Our client (Mr. X), a stockbroker in New York, experienced anxiety and major depression as the result of family related issues and the death of his mother after her long battle with cancer. His treating psychiatrist and therapist both advised him to avoid as much stress as possible and take a medical leave of absence from his job in order to focus on his mental health and take the steps necessary to become fully functional. Mr. X submitted the claim forms and physician statements in support of his disability claim and fully expected his disability insurance carrier, MetLife, to pay disability benefits while he was undergoing therapy and until he was functional enough to return to his job. Despite clear evidence of disabling anxiety and depression, MetLife determined that the medical records did not clearly establish Mr. X’s limitations or inability to work and denied benefits. He then hired Disability Insurance Law Group to file the appeal.
Most insureds reasonably assume that if they experience a medical condition that is severe enough to prevent them from properly and effectively doing their job then their disability insurance company will pay the benefits promised under the disability policy. Unfortunately, that does not tend to be the case. Insurance adjusters review claims very narrowly, looking for specific words, test results, and objective medical findings in order to support the approval or denial of a claim for disability benefits. Rarely do they look at the claimant as a person or consider the totality of the medical conditions and circumstances surrounding the claimant’s inability to work. Of course not every illness warrants diagnostic tests and doctors do not often include information in their records that addresses the specific concerns of a disability insurance company because they are not obligated to do so and such information is not usually necessary for the treatment of the patient.

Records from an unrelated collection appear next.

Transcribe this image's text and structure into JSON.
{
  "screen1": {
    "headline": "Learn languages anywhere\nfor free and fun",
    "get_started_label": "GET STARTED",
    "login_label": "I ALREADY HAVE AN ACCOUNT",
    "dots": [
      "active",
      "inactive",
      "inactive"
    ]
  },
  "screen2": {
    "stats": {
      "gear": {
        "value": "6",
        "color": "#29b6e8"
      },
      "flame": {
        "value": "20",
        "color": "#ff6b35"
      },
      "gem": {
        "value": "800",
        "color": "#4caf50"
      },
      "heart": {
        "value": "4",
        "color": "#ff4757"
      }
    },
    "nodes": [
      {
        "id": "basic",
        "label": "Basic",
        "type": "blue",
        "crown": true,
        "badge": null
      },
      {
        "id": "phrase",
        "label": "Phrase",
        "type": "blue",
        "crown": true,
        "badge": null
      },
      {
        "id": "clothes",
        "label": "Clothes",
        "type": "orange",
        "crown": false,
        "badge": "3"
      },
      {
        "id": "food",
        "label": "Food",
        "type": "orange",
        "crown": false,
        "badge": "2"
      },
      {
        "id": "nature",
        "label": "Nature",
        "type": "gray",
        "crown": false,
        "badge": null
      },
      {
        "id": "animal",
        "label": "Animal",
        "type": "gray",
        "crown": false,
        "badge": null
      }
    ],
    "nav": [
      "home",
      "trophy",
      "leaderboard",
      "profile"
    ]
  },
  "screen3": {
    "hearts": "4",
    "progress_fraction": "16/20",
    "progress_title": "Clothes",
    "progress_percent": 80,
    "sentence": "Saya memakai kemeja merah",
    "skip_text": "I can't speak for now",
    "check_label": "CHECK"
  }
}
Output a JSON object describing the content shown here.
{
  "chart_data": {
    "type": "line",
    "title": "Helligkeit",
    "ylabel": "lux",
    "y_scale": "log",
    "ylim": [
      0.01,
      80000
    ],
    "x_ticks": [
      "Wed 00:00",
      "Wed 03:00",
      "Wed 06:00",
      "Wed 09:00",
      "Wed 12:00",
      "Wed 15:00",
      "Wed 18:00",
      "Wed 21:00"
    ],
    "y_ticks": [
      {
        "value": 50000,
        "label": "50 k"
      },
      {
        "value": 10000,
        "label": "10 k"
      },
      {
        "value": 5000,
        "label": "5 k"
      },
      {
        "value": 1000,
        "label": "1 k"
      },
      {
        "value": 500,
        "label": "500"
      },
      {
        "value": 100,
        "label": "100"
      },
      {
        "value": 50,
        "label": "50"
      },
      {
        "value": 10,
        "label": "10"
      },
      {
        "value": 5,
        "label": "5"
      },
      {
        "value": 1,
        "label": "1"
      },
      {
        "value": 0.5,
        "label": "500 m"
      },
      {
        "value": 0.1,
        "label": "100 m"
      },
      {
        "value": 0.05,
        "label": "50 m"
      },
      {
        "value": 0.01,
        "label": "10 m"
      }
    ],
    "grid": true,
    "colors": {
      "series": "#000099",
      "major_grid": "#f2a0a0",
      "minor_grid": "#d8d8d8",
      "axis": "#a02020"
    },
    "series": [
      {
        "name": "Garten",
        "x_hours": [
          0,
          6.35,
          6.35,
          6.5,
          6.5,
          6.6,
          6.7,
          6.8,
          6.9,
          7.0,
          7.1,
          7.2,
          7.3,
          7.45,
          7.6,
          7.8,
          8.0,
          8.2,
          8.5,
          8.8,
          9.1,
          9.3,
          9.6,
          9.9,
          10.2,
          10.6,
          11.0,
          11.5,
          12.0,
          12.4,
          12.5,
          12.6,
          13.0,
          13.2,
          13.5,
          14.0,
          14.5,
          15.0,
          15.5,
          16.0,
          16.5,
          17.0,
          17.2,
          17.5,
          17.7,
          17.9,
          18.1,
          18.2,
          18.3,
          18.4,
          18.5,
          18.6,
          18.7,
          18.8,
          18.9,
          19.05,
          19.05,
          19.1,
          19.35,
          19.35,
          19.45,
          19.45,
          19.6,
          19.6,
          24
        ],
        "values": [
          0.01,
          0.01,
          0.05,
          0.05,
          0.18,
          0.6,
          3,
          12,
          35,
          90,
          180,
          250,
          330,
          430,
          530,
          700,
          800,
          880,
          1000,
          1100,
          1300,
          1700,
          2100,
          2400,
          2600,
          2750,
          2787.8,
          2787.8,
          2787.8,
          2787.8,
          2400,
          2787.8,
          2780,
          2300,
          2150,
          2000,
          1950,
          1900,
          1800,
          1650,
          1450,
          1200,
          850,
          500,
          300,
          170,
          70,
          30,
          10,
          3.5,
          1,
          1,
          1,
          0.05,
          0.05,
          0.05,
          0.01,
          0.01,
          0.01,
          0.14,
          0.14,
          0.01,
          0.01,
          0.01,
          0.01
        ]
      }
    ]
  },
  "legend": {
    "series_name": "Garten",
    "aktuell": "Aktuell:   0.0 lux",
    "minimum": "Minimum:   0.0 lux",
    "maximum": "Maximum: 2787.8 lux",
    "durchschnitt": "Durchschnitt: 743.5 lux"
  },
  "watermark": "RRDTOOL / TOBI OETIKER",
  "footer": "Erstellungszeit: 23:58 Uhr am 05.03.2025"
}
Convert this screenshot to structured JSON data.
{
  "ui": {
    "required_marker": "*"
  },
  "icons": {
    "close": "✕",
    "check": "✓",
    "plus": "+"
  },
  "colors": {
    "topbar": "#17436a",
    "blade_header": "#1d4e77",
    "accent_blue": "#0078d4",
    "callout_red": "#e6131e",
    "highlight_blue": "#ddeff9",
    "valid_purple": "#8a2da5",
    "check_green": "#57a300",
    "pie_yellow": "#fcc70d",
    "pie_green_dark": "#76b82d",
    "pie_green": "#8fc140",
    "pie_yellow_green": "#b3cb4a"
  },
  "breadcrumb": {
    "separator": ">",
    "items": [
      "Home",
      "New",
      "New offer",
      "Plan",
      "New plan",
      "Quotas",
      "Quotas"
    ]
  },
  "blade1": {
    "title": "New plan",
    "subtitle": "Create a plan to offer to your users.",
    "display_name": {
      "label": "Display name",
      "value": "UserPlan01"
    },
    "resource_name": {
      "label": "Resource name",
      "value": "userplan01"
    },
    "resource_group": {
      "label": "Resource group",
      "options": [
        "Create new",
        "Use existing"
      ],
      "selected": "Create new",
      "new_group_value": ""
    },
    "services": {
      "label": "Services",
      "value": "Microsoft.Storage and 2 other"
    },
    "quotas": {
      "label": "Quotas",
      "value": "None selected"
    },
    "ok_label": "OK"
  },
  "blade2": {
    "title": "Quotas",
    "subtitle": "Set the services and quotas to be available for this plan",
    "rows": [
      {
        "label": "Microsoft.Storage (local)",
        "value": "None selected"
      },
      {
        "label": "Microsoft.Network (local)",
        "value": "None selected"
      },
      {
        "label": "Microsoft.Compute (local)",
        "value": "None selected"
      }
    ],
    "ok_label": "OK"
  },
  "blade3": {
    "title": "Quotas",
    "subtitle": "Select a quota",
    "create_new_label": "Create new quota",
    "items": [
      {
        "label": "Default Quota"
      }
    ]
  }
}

Thus, valid disability claims often get denied because the claim forms and medical records do not contain the “proof” the carrier is looking for.
At Disability Insurance Law Group, when we are hired by a client to help them prepare an application for disability benefits we work closely with the client, their physicians, and their employer to make sure that the insurance company has all the information we know is required to approve a claim for benefits. The claim forms usually do not provide sufficient space for a complete response to their questions nor do they ask for pertinent information that would help the carrier fully understand the claimant’s limitations. As such, we work with our clients to provide the relevant information and evidence needed for a claim to be approved. In the case of Mr. X, our firm prepared an appeal which included extensive medical and occupational information in support of his claims as well as detailed statements from his treating psychiatrist and therapist, which we worked with the doctors to prepare. Those documents were submitted with an appeal letter reminding MetLife of its legal obligations under the disability contract and the law. Within 45 days of receiving the appeal, MetLife overturned its denial of benefits and sent Mr. X a check for all retroactive benefits due to date. Disability Insurance Law Group continues to represent Mr. X in this matter and his monthly benefits have continued without interruption.
If you are considering filing a claim, have filed a claim that has not yet been approved, are dealing with a denial of benefits, or simply want to discuss your current claim, please feel free to contact us for a free consultation at (866) 363-3628 or at www.dilawgroup.com We handle cases nationwide.